(Stored data)
● ● ● ● ● ● ●

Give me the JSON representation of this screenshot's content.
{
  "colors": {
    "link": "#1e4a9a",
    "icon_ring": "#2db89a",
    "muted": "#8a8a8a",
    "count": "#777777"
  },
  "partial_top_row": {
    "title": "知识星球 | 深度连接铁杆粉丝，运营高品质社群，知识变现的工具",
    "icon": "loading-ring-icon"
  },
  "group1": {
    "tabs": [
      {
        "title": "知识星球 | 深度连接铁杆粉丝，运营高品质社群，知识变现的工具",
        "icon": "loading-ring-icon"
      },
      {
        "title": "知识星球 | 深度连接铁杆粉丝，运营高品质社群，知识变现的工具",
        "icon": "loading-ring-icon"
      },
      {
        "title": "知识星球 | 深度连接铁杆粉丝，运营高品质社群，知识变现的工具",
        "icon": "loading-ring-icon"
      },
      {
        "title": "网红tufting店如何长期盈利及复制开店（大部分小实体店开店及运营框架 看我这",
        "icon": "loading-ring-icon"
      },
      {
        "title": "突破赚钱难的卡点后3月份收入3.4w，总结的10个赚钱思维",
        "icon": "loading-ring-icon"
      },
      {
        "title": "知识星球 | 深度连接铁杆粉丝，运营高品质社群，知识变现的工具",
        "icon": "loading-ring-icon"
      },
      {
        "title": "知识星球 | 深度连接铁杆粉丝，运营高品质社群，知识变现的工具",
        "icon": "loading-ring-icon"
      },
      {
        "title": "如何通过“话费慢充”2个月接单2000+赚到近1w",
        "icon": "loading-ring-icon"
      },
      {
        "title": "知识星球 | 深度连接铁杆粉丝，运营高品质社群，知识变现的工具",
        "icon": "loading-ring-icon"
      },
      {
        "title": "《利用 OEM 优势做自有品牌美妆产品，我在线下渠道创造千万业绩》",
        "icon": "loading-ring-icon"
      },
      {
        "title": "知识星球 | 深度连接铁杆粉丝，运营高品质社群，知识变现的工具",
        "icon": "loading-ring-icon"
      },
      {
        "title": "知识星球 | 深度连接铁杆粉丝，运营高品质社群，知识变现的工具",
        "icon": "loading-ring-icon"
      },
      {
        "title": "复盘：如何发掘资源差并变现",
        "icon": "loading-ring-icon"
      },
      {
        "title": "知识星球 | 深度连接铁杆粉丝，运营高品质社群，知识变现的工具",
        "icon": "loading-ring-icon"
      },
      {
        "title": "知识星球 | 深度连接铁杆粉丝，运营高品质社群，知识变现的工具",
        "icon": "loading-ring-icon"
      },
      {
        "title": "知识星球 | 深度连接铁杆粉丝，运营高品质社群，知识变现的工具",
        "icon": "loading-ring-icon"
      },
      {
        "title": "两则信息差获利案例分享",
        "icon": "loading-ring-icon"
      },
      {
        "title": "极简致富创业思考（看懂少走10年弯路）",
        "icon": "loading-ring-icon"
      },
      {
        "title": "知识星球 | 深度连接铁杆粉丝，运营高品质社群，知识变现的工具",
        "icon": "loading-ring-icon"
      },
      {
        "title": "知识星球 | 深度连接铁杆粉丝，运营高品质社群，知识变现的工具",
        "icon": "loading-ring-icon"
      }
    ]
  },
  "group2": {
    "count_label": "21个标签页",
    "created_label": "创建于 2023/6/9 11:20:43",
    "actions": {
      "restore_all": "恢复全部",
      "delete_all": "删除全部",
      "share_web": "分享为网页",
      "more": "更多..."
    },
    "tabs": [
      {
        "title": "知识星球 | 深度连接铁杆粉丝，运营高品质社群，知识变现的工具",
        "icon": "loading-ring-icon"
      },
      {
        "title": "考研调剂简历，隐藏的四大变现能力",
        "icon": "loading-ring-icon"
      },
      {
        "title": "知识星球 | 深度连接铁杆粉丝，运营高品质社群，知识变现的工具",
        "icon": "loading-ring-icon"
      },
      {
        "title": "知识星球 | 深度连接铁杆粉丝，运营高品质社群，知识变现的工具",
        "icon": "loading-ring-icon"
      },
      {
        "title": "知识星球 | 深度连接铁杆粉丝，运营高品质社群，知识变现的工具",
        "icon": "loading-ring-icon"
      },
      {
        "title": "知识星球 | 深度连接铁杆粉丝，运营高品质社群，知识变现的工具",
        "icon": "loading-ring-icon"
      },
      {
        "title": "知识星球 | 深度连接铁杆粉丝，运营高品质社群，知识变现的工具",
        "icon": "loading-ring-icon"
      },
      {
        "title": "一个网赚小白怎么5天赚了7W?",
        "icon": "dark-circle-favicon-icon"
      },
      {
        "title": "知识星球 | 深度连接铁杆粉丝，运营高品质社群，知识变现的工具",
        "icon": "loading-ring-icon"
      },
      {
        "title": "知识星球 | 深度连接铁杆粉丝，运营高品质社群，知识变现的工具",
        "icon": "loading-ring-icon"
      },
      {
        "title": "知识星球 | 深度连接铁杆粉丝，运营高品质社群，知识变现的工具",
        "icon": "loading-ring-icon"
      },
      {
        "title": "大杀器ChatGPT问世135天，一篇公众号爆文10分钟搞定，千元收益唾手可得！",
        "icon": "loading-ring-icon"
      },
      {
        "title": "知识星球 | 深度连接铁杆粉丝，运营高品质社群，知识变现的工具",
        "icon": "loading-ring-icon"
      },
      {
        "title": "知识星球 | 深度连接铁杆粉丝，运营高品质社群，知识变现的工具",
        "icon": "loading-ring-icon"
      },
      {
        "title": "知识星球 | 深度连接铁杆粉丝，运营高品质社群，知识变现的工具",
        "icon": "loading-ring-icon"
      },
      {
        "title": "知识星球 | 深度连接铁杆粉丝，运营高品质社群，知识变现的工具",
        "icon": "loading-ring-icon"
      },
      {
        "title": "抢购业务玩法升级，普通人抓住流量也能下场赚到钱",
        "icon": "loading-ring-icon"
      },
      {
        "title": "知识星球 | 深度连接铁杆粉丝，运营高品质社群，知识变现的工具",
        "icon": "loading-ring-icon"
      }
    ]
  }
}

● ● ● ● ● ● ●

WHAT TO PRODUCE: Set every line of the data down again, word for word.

EXERCISE RESULT:
Give me the JSON representation of this screenshot's content.
{
  "colors": {
    "link": "#1e4a9a",
    "icon_ring": "#2db89a",
    "muted": "#8a8a8a",
    "count": "#777777"
  },
  "partial_top_row": {
    "title": "知识星球 | 深度连接铁杆粉丝，运营高品质社群，知识变现的工具",
    "icon": "loading-ring-icon"
  },
  "group1": {
    "tabs": [
      {
        "title": "知识星球 | 深度连接铁杆粉丝，运营高品质社群，知识变现的工具",
        "icon": "loading-ring-icon"
      },
      {
        "title": "知识星球 | 深度连接铁杆粉丝，运营高品质社群，知识变现的工具",
        "icon": "loading-ring-icon"
      },
      {
        "title": "知识星球 | 深度连接铁杆粉丝，运营高品质社群，知识变现的工具",
        "icon": "loading-ring-icon"
      },
      {
        "title": "网红tufting店如何长期盈利及复制开店（大部分小实体店开店及运营框架 看我这",
        "icon": "loading-ring-icon"
      },
      {
        "title": "突破赚钱难的卡点后3月份收入3.4w，总结的10个赚钱思维",
        "icon": "loading-ring-icon"
      },
      {
        "title": "知识星球 | 深度连接铁杆粉丝，运营高品质社群，知识变现的工具",
        "icon": "loading-ring-icon"
      },
      {
        "title": "知识星球 | 深度连接铁杆粉丝，运营高品质社群，知识变现的工具",
        "icon": "loading-ring-icon"
      },
      {
        "title": "如何通过“话费慢充”2个月接单2000+赚到近1w",
        "icon": "loading-ring-icon"
      },
      {
        "title": "知识星球 | 深度连接铁杆粉丝，运营高品质社群，知识变现的工具",
        "icon": "loading-ring-icon"
      },
      {
        "title": "《利用 OEM 优势做自有品牌美妆产品，我在线下渠道创造千万业绩》",
        "icon": "loading-ring-icon"
      },
      {
        "title": "知识星球 | 深度连接铁杆粉丝，运营高品质社群，知识变现的工具",
        "icon": "loading-ring-icon"
      },
      {
        "title": "知识星球 | 深度连接铁杆粉丝，运营高品质社群，知识变现的工具",
        "icon": "loading-ring-icon"
      },
      {
        "title": "复盘：如何发掘资源差并变现",
        "icon": "loading-ring-icon"
      },
      {
        "title": "知识星球 | 深度连接铁杆粉丝，运营高品质社群，知识变现的工具",
        "icon": "loading-ring-icon"
      },
      {
        "title": "知识星球 | 深度连接铁杆粉丝，运营高品质社群，知识变现的工具",
        "icon": "loading-ring-icon"
      },
      {
        "title": "知识星球 | 深度连接铁杆粉丝，运营高品质社群，知识变现的工具",
        "icon": "loading-ring-icon"
      },
      {
        "title": "两则信息差获利案例分享",
        "icon": "loading-ring-icon"
      },
      {
        "title": "极简致富创业思考（看懂少走10年弯路）",
        "icon": "loading-ring-icon"
      },
      {
        "title": "知识星球 | 深度连接铁杆粉丝，运营高品质社群，知识变现的工具",
        "icon": "loading-ring-icon"
      },
      {
        "title": "知识星球 | 深度连接铁杆粉丝，运营高品质社群，知识变现的工具",
        "icon": "loading-ring-icon"
      }
    ]
  },
  "group2": {
    "count_label": "21个标签页",
    "created_label": "创建于 2023/6/9 11:20:43",
    "actions": {
      "restore_all": "恢复全部",
      "delete_all": "删除全部",
      "share_web": "分享为网页",
      "more": "更多..."
    },
    "tabs": [
      {
        "title": "知识星球 | 深度连接铁杆粉丝，运营高品质社群，知识变现的工具",
        "icon": "loading-ring-icon"
      },
      {
        "title": "考研调剂简历，隐藏的四大变现能力",
        "icon": "loading-ring-icon"
      },
      {
        "title": "知识星球 | 深度连接铁杆粉丝，运营高品质社群，知识变现的工具",
        "icon": "loading-ring-icon"
      },
      {
        "title": "知识星球 | 深度连接铁杆粉丝，运营高品质社群，知识变现的工具",
        "icon": "loading-ring-icon"
      },
      {
        "title": "知识星球 | 深度连接铁杆粉丝，运营高品质社群，知识变现的工具",
        "icon": "loading-ring-icon"
      },
      {
        "title": "知识星球 | 深度连接铁杆粉丝，运营高品质社群，知识变现的工具",
        "icon": "loading-ring-icon"
      },
      {
        "title": "知识星球 | 深度连接铁杆粉丝，运营高品质社群，知识变现的工具",
        "icon": "loading-ring-icon"
      },
      {
        "title": "一个网赚小白怎么5天赚了7W?",
        "icon": "dark-circle-favicon-icon"
      },
      {
        "title": "知识星球 | 深度连接铁杆粉丝，运营高品质社群，知识变现的工具",
        "icon": "loading-ring-icon"
      },
      {
        "title": "知识星球 | 深度连接铁杆粉丝，运营高品质社群，知识变现的工具",
        "icon": "loading-ring-icon"
      },
      {
        "title": "知识星球 | 深度连接铁杆粉丝，运营高品质社群，知识变现的工具",
        "icon": "loading-ring-icon"
      },
      {
        "title": "大杀器ChatGPT问世135天，一篇公众号爆文10分钟搞定，千元收益唾手可得！",
        "icon": "loading-ring-icon"
      },
      {
        "title": "知识星球 | 深度连接铁杆粉丝，运营高品质社群，知识变现的工具",
        "icon": "loading-ring-icon"
      },
      {
        "title": "知识星球 | 深度连接铁杆粉丝，运营高品质社群，知识变现的工具",
        "icon": "loading-ring-icon"
      },
      {
        "title": "知识星球 | 深度连接铁杆粉丝，运营高品质社群，知识变现的工具",
        "icon": "loading-ring-icon"
      },
      {
        "title": "知识星球 | 深度连接铁杆粉丝，运营高品质社群，知识变现的工具",
        "icon": "loading-ring-icon"
      },
      {
        "title": "抢购业务玩法升级，普通人抓住流量也能下场赚到钱",
        "icon": "loading-ring-icon"
      },
      {
        "title": "知识星球 | 深度连接铁杆粉丝，运营高品质社群，知识变现的工具",
        "icon": "loading-ring-icon"
      }
    ]
  }
}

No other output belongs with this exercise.